septicsmart_week_2018_save_date_010318SepticSmart Week is September 17-21. Each year, SepticSmart Week is held with outreach activities to encourage homeowners and communities to care for and maintain their septic systems. This year, SepticSmart Week will be held from September 17-21. State drinking water programs and communities will want to use this opportunity to promote homeowner education and awareness and educate local decision makers about infrastructure options available to improve and sustain communities. Visit EPA’s website to download SepticSmart materials and a proclamation template, read about suggested events and activities, view highlights and case studies of community efforts across the nation, and join in the conversation on social media at #SepticSmartWeek.

 

 

SWC Webinar with TPL on Decision Support Tools for Source Water Protection

swc_logoOn Wednesday, September 12, 2018 from 12:00 pm – 1:00 pm (eastern), the Source Water Collaborative (SWC) will host a free webinar with The Trust for Public Land (TPL) entitled, “Multi-Purpose Decision Support Systems for Source Water Protection Strategies.” The purpose of this webinar is to demonstrate the use of decision support tools and multi-purpose landscape analysis systems that can strengthen the ability of water suppliers to develop land protection strategies that address threats to drinking water sources. During the webinar, Fred Gifford will demonstrate various GIS-based tools that TPL has developed, explain their data layers, and describe specific applications of this information. State, interstate, tribal, and federal water programs, municipalities, water utilities, land use advocates, and technical assistance providers are encouraged to participate, along with anyone else who would like to attend. For more information and to register, GO HERE.

ASDWA – USGS Webinar on Chemical and Microbial Contaminants in Drinking Water

On September 5, 2018, from 1:00 to 2:30 pm (eastern), ASDWA will host a webinar with the U.S. Geological Survey (USGS) entitled, “Understanding Chemical and Microbial Contaminants in Drinking Water:  Raw, Treated, and Tap Water.” The webinar will be presented in three segments to address key issues and questions of drinking water quality. The segments include:

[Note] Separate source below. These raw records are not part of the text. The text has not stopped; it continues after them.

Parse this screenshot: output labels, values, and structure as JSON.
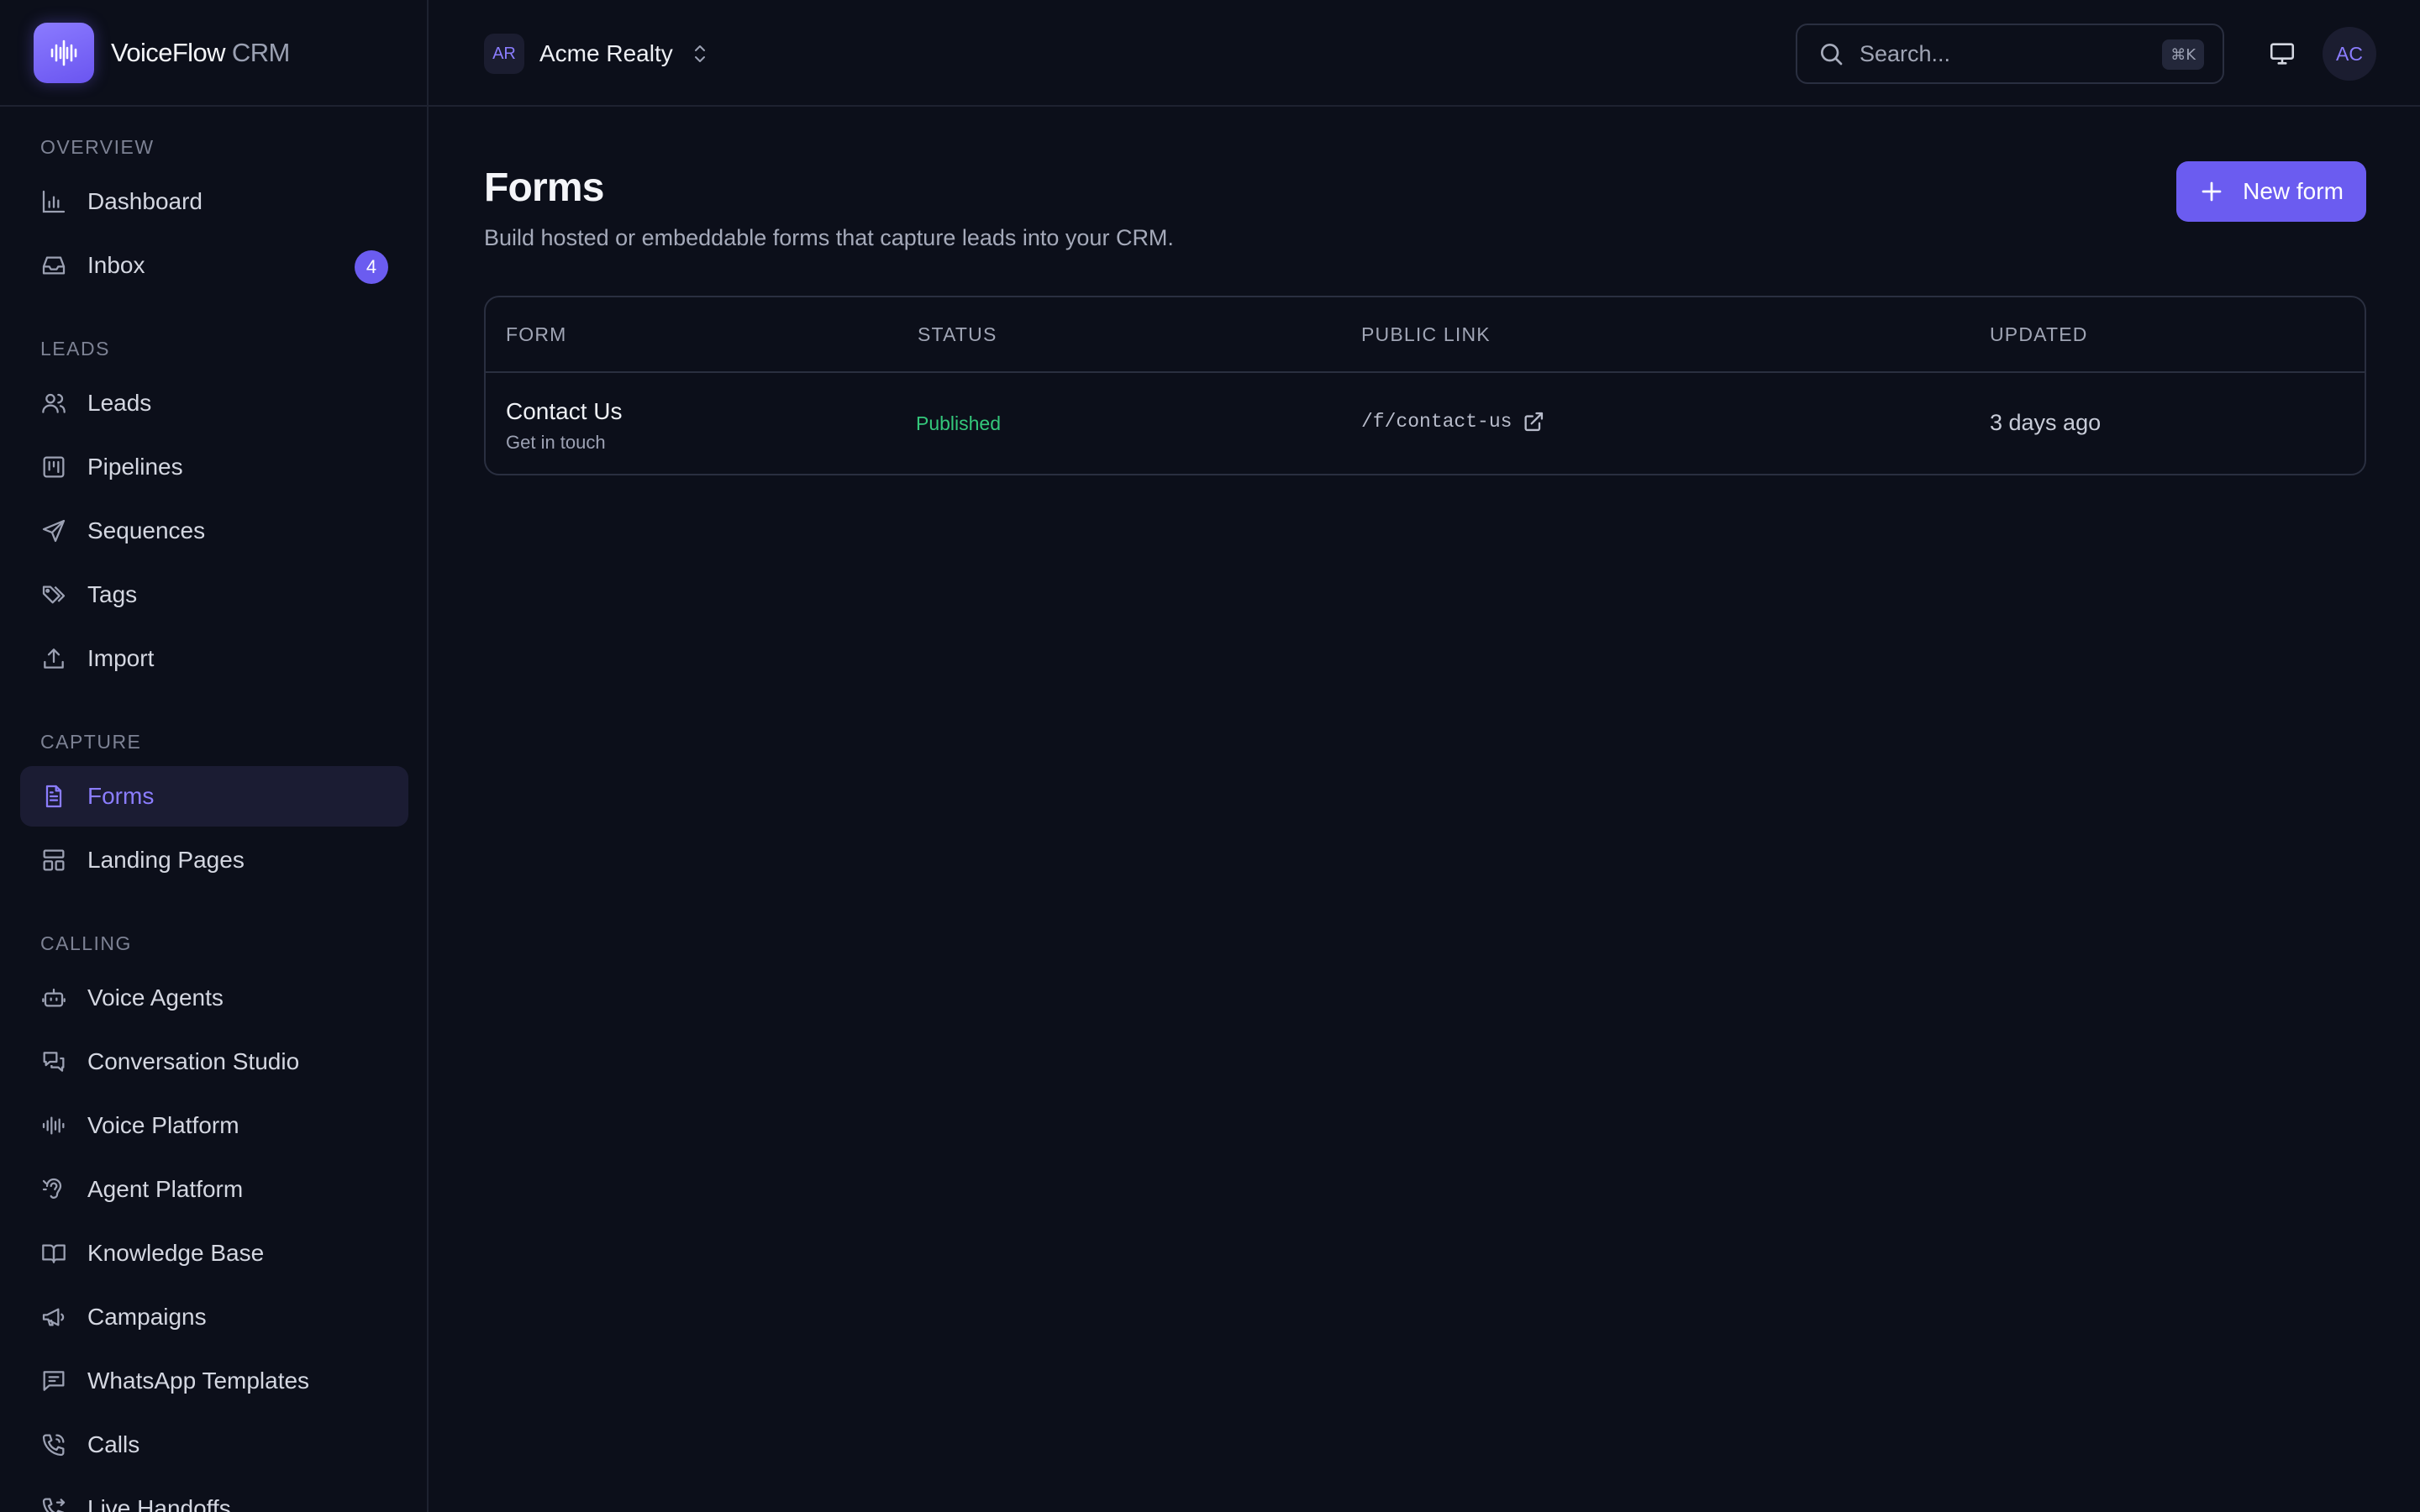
{
  "brand": {
    "name": "VoiceFlow",
    "suffix": "CRM"
  },
  "workspace": {
    "initials": "AR",
    "name": "Acme Realty"
  },
  "search": {
    "placeholder": "Search...",
    "shortcut": "⌘K"
  },
  "user": {
    "initials": "AC"
  },
  "sidebar": {
    "sections": {
      "overview": "OVERVIEW",
      "leads": "LEADS",
      "capture": "CAPTURE",
      "calling": "CALLING"
    },
    "items": {
      "dashboard": "Dashboard",
      "inbox": "Inbox",
      "inbox_badge": "4",
      "leads": "Leads",
      "pipelines": "Pipelines",
      "sequences": "Sequences",
      "tags": "Tags",
      "import": "Import",
      "forms": "Forms",
      "landing_pages": "Landing Pages",
      "voice_agents": "Voice Agents",
      "conversation_studio": "Conversation Studio",
      "voice_platform": "Voice Platform",
      "agent_platform": "Agent Platform",
      "knowledge_base": "Knowledge Base",
      "campaigns": "Campaigns",
      "whatsapp_templates": "WhatsApp Templates",
      "calls": "Calls",
      "live_handoffs": "Live Handoffs"
    },
    "active": "forms"
  },
  "main": {
    "title": "Forms",
    "subtitle": "Build hosted or embeddable forms that capture leads into your CRM.",
    "new_button": "New form",
    "table": {
      "headers": {
        "form": "FORM",
        "status": "STATUS",
        "public_link": "PUBLIC LINK",
        "updated": "UPDATED"
      },
      "rows": [
        {
          "name": "Contact Us",
          "description": "Get in touch",
          "status": "Published",
          "public_link": "/f/contact-us",
          "updated": "3 days ago"
        }
      ]
    }
  },
  "colors": {
    "background": "#0c0f1a",
    "accent": "#6b5cf0",
    "active_text": "#8b7dff",
    "status_published": "#34c77b"
  }
}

  1. The USGS groundwater quality assessments in 11 principal drinking water aquifers across the US.
  2. The EPA and USGS collaborative effort to provide a more robust dataset on a wide range of chemical and microbial contaminants present in source and treated waters, along with a case example from a participating water utility in Massachusetts.
  3. The USGS partnership effort to quantify tap water exposure pathways in public and private water supplies.

For more information and to register for the webinar, visit ASDWA’s website.

Updated USGS Ground Water Quality Mapper

usgsThe U.S. Geological Survey (USGS) National Water Quality Program has updated its interactive web tool that maps decadal changes in groundwater quality across the nation. The web tool, Decadal Change in Groundwater Quality, now includes more groundwater well networks and data analyzed over a longer time span. In the update, groundwater quality data were added for an additional 218 wells in 6 well networks, increasing the number of wells to 1,718 and the number of well networks to 73.  Additionally, data for 14 well networks resampled during 2012–14 were incorporated, allowing the user to visualize changes across three roughly decadal sampling events for those networks since the 1990s.

Users of the web tool can easily visualize changes in both inorganic and organic constituent concentrations in groundwater, including chloride, nitrate, several pesticides, and some drinking-water disinfection byproducts. The website also includes a description of the methods used to evaluate changes in groundwater quality and a link to the complete set of data. For additional information on the groundwater-quality web tool, or for data and methods used, contact Bruce Lindsey (blindsey@usgs.gov).